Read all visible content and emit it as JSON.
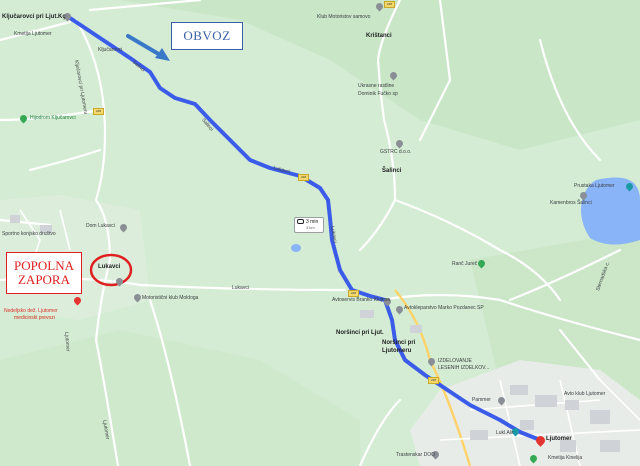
{
  "map": {
    "callouts": {
      "bypass": "OBVOZ",
      "closure_line1": "POPOLNA",
      "closure_line2": "ZAPORA"
    },
    "route_badge": {
      "time": "3 min",
      "distance": "3 km"
    },
    "places": {
      "kljucarovci_top": "Ključarovci pri Ljut.Kç",
      "klub_motoristov": "Klub Motoristov samovo",
      "kljucarovci_road": "Ključarovci",
      "kristanci": "Krištanci",
      "kmetija": "Kmetija Ljutomer",
      "ukrasne": "Ukrasne rastline",
      "domink": "Dominik Fučko sp",
      "hijodrom": "Hijodrom Ključarovci",
      "gstrc": "GSTRC d.o.o.",
      "salinci": "Šalinci",
      "prustaka": "Prustaka Ljutomer",
      "kamenbros": "Kamenbros Šalinci",
      "sportno": "Sportno konjsko društvo",
      "dom_lukavci": "Dom Lukavci",
      "lukavci_village": "Lukavci",
      "ranc_jurec": "Ranč Jureč",
      "lukavci_road": "Lukavci",
      "motoristicni": "Motoristični klub Moldoga",
      "nedeljski": "Nedeljsko dež. Ljutomer",
      "medicinski": "medicinski prevozi",
      "avtoservis": "Avtoservis Branko Klujnsa",
      "avtokleparstvo": "Avtokleparstvo Marko Pozdanec SP",
      "norsinci": "Noršinci pri Ljut.",
      "norsinci2": "Noršinci pri",
      "ljutomeru": "Ljutomeru",
      "izdelovanje": "IZDELOVANJE",
      "lesenih": "LESENIH IZDELKOV...",
      "pammer": "Pammer",
      "avto_klub": "Avto klub Ljutomer",
      "ljutomer": "Ljutomer",
      "luklar": "Lukl.Alir",
      "trastenskar": "Trastenskar DOO",
      "kinelija": "Kmetija Kinelija"
    },
    "road_labels": {
      "r1": "Ključarovci pri Ljutomeru",
      "r2": "Salinci",
      "r3": "Salinci",
      "r4": "Lukavci",
      "r5": "Lukavci",
      "r6": "Ljutomer",
      "r7": "Sternadska c.",
      "r8": "Ljutomer"
    },
    "shields": {
      "s1": "228",
      "s2": "228",
      "s3": "228",
      "s4": "228",
      "s5": "228"
    },
    "colors": {
      "route": "#3b5ce8",
      "bypass_arrow": "#3a78c8",
      "closure": "#e02020",
      "water": "#8ab4f8",
      "land": "#d4ecd3"
    },
    "icons": {
      "poi": "map-pin-icon",
      "car": "car-icon",
      "destination": "destination-pin-icon"
    }
  }
}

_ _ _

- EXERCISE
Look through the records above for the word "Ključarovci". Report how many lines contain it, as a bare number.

- RESULT
4